A new study by YouGov has revealed that almost five million people in the UK are illegally streaming content using platforms such as third-party enabled Kodi boxes, and illegal streaming apps for smartphones and tablets. The results also show that about two and a half million people expect to start using pirated streaming services soon.
The film and TV industry anti-infringement bodies are afraid that if users pirate content, they won't buy the content at any point. Piracy advocates have rebuked this argument in the past, saying that piracy is a good means of advertising because they're consuming what they wouldn't have normally, and have gone on to recommend it to friends and family who then go out and buy the content. YouGov's results show that just 830,000 TV subscribers, or one fifth, have cancelled their subscription after using pirate services.

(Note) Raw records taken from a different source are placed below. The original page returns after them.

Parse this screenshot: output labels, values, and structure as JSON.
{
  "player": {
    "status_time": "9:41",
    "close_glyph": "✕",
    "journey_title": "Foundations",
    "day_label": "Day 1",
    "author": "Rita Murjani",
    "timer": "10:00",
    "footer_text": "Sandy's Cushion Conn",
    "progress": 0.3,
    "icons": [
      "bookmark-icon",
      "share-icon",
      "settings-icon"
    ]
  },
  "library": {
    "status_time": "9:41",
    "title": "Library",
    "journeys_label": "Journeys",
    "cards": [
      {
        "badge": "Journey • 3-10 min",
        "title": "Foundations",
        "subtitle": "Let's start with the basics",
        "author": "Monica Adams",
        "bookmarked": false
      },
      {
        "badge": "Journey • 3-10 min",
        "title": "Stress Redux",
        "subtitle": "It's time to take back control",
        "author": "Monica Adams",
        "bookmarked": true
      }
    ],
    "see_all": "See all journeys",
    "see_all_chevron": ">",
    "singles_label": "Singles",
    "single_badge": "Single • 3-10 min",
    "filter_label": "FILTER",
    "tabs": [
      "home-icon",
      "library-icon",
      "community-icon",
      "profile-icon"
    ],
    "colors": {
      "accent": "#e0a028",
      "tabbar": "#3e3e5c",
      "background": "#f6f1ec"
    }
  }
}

While things don't seem so bad for companies offering premium services, YouGov suggests that a third of those who use pirate streaming platforms but who have paid-for TV services, believe they will cancel their subscriptions over the next 12 months.

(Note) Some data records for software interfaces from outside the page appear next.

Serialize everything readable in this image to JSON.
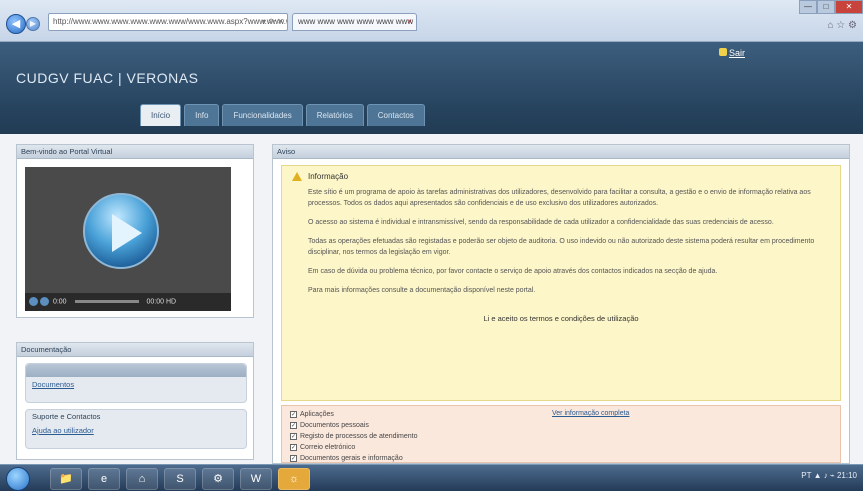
{
  "browser": {
    "address": "http://www.www.www.www.www.www/www.www.aspx?www.www.www",
    "tab_title": "www www www www www www",
    "close_glyph": "×",
    "minimize_glyph": "—",
    "maximize_glyph": "□",
    "close_win_glyph": "✕",
    "back_glyph": "◀",
    "forward_glyph": "▶",
    "address_icons": "▾ ⟳ ✕",
    "tool_icons": "⌂ ☆ ⚙"
  },
  "header": {
    "title": "CUDGV FUAC | VERONAS",
    "logout": "Sair"
  },
  "main_tabs": [
    {
      "label": "Início",
      "active": true
    },
    {
      "label": "Info"
    },
    {
      "label": "Funcionalidades"
    },
    {
      "label": "Relatórios"
    },
    {
      "label": "Contactos"
    }
  ],
  "video_panel": {
    "title": "Bem-vindo ao Portal Virtual",
    "time": "0:00",
    "duration": "00:00",
    "hd": "HD"
  },
  "side_panel": {
    "title": "Documentação",
    "group1_link": "Documentos",
    "group2_title": "Suporte e Contactos",
    "group2_link": "Ajuda ao utilizador"
  },
  "notice": {
    "panel_title": "Aviso",
    "title": "Informação",
    "paragraphs": [
      "Este sítio é um programa de apoio às tarefas administrativas dos utilizadores, desenvolvido para facilitar a consulta, a gestão e o envio de informação relativa aos processos. Todos os dados aqui apresentados são confidenciais e de uso exclusivo dos utilizadores autorizados.",
      "O acesso ao sistema é individual e intransmissível, sendo da responsabilidade de cada utilizador a confidencialidade das suas credenciais de acesso.",
      "Todas as operações efetuadas são registadas e poderão ser objeto de auditoria. O uso indevido ou não autorizado deste sistema poderá resultar em procedimento disciplinar, nos termos da legislação em vigor.",
      "Em caso de dúvida ou problema técnico, por favor contacte o serviço de apoio através dos contactos indicados na secção de ajuda.",
      "Para mais informações consulte a documentação disponível neste portal."
    ],
    "footer": "Li e aceito os termos e condições de utilização"
  },
  "options": {
    "link": "Ver informação completa",
    "items": [
      {
        "label": "Aplicações",
        "checked": true
      },
      {
        "label": "Documentos pessoais",
        "checked": true
      },
      {
        "label": "Registo de processos de atendimento",
        "checked": true
      },
      {
        "label": "Correio eletrónico",
        "checked": true
      },
      {
        "label": "Documentos gerais e informação",
        "checked": true
      }
    ]
  },
  "taskbar": {
    "items": [
      "📁",
      "e",
      "⌂",
      "S",
      "⚙",
      "W",
      "☼"
    ],
    "tray": "PT  ▲ ♪ ⌁  21:10"
  }
}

The study found that, on average, users had saved £212 since they began pirating the content, although a time frame wasn't given. An interesting aspect is that pirate platforms are especially high among 18-34 year-olds, most of which have never paid for a TV subscription. Taking that into consideration, it's now difficult for industry to persuade this age group that they should pay to view content.